Family, Crowfoot. Color, white. Petals, none. Sepals, large, looking like petals, softly silky underneath. Pistils and stamens, numerous. Fruit, a cylindrical head which suggests the common name of thimbleweed. Achenes, flat, clothed with long, woolly hairs. Leaves, compound or dissected, from the root. The stem bears, some distance below the flowers, an involucre of long-petioled, lance-shaped, thin leaflets. May, June.
A tall species with showy flowers. The stem branches above into 2 or more single-flowered peduncles. River-banks from Maine to eastern Pennsylvania.
A cylindrica is a slender, silky-stemmed plant, with a whorl of involucral, 3-divided leaves half-way up the main stem, from which spring 2 or 3 naked flower - stalks, or perhaps a single peduncle having a second whorl of smaller, cut leaves. Plant about 2 feet high, with greenish-white sepals.

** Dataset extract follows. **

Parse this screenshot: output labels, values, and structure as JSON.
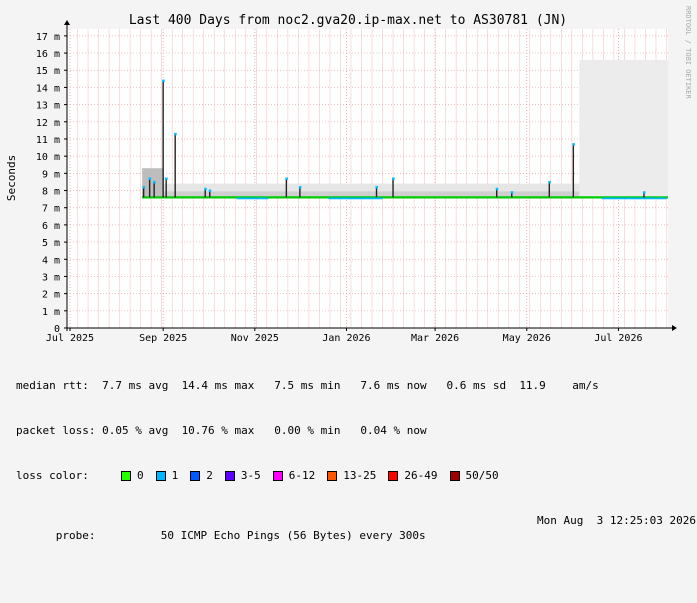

These two species are very similar. Attention to their foliage will enable one to distinguish between them.